Every once in a while, my focus during work will wane (maybe more than "once in a while"), and I'll go on a what I like to call a "baseball-reference tangent search". I'll wondering what Derek Jeter's statistics were in 1996 and sooner than I know it, I'll be looking at the 2007 game splits for Hiram Bocachica. A lot of people do this on Wikipedia - you'll start off wondering what movie David Fincher did before "Panic Room" and then BAM, you're reading up on Thunder Cats. Except doing this on baseball-reference.com is way nerdier. My latest and greatest (not at all) search has led to Philadelphia Phillies closer Brad Lidge.

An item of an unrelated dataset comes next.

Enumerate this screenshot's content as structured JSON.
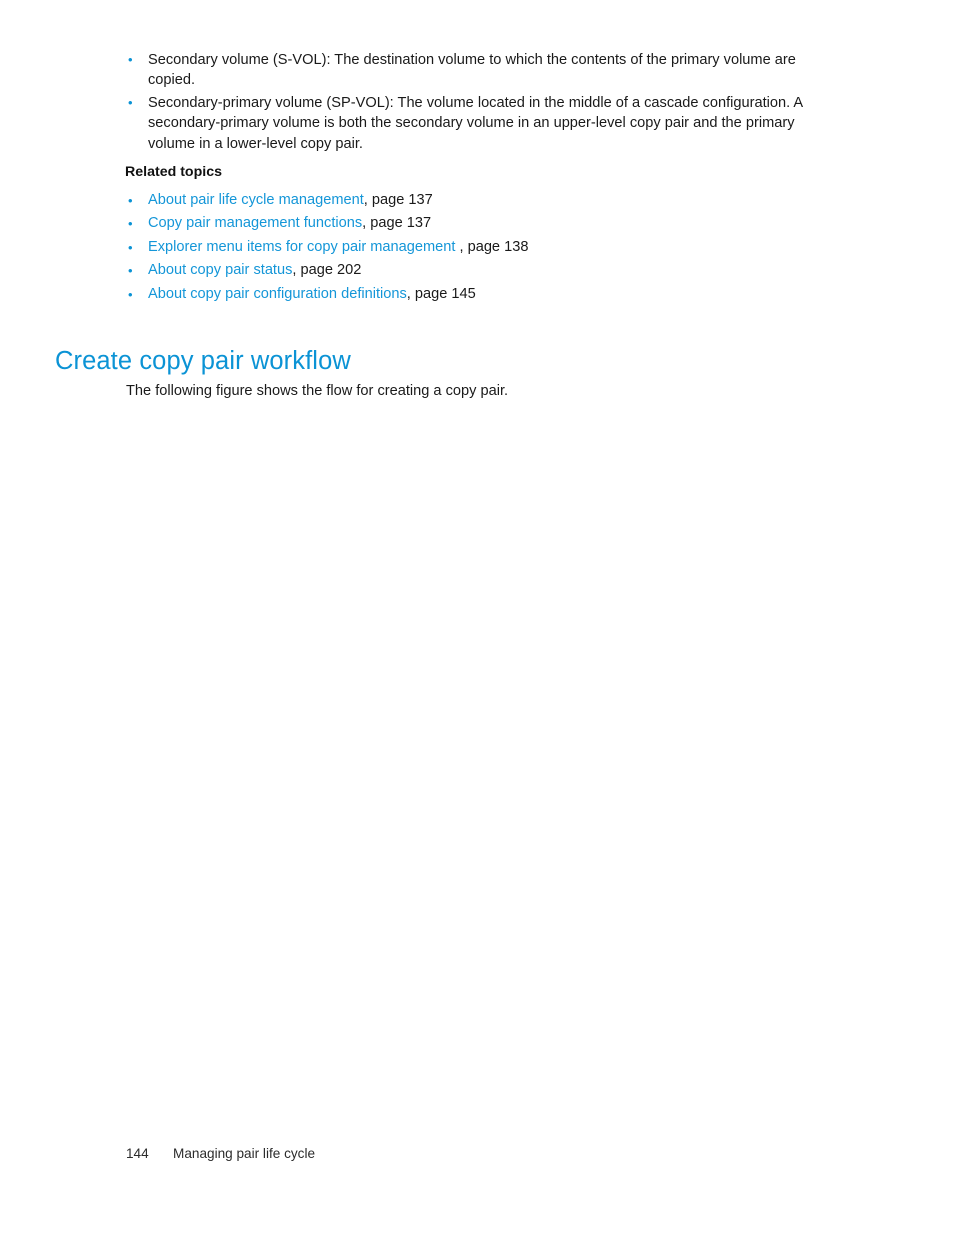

These days, Brad Lidge is best known for being the most consistent and reliable cause of ulcers in the western Pennsylvania region. Even with a bounceback year in 2010, Lidge is still the guy that has lost his job as a closer twice (once in Philly and once in Houston) and has vacillated between alternatively ridiculous (in a good way) and ridiculous (in a bad way) seasons. But in 2004, Brad was the former; in fact, he had one of the greatest seasons for a reliever ever. Check out his statistical line:
6 wins, 29 saves, 1.90 ERA, .919 WHIP, 94 2/3 innings pitched, 157 strikeouts, 30 walks, 57 hits allowed
Wow. For those of you not statistically savvy, Lidge struck out 157 batters in 94 innings pitched, which is about 20 more innings than a reliever usually pitches. Just to capture the full scope of how abnormal Lidge’s season was, let’s look at a few guys that struck out fewer batters than him:
Chris Carpenter: 152 K
Greg Maddux: 151 K
John Lackey: 144 K
The hook here is the innings they did it in – 182, 212 and 198, respectively. Yes, these guys threw twice as many innings (or more!) as Lidge and struck out less batters! Not only that, but he allowed less than 1 walk or hit an inning over an entire season - which basically means that more often than not, he'd come out there, allow maybe one hit or walk, strike out a couple dudes and then go home for a glass of wine and to watch his stories. Amazing. Brad Lidge, I salute you. In 2004. Before you got to be terrible.